Georgia is famous for spells of warm weather in early spring that are followed by a couple of days below freezing.
The average last freeze is March 27 but a frost can occur as late as April 23. (Brrrr!!)
See Predicting the last frost
If the soil is pretty warm before a freeze, and if the plants are low to the earth, little damage will occur.
If the cold temperatures are only expected at night, simply cover tender plants (tomato, impatiens, basil, etc) with light cotton sheets or with cardboard boxes. Weight them down with rocks or limbs. Remove them the next day when temperatures rise.
If the cold temperatures are forecast to be during the day and night, be extremely careful covering plants with clear plastic.
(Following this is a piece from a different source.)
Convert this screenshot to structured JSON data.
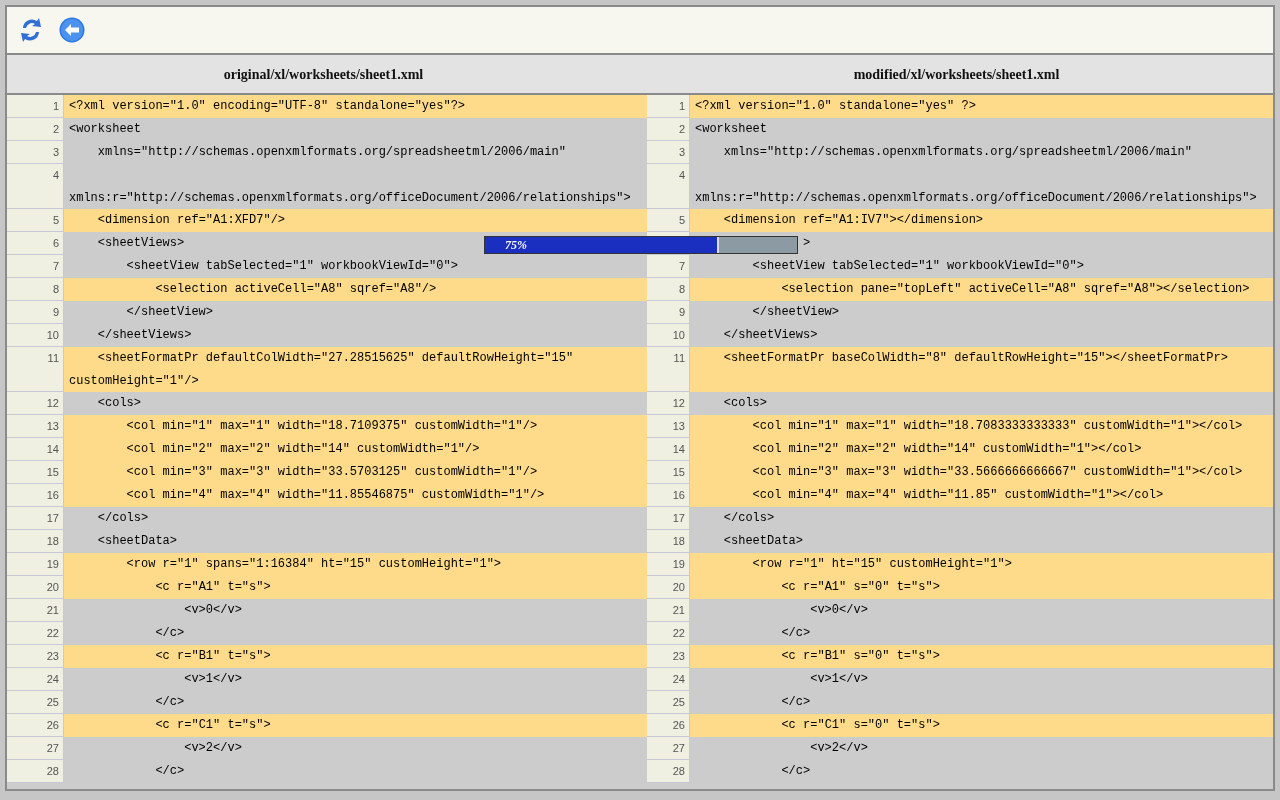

On a sunny day, even when it’s below freezing, the air under clear plastic can get so hot your plants will cook. I prefer black plastic for a daytime covering because the shiny black reflects most light rather than absorbing it.
You can “tent” tender shrubs by driving a stake in the ground so the top is slightly higher than the top of the shrub. Cover the entire shrub with black plastic down to the ground and anchor the edges with logs or stones.
My favorite plant covering is “frost cloth” (click for sources), a spun polyester material that can be draped over plants.
See examples of how well frost cloth works:
The Miracle of Frost Cloth
Winter Protection of tender Plants
Tender Plant Protection
The bottom line is that damage done to your plants depends on how low it gets and how long the freezing temperatures last. If the cold only lasts an hour or so and if plants are protected from the wind by a wall or a line of shrubbery, they will probably survive just fine.
Frost tolerance of vegetables and flowers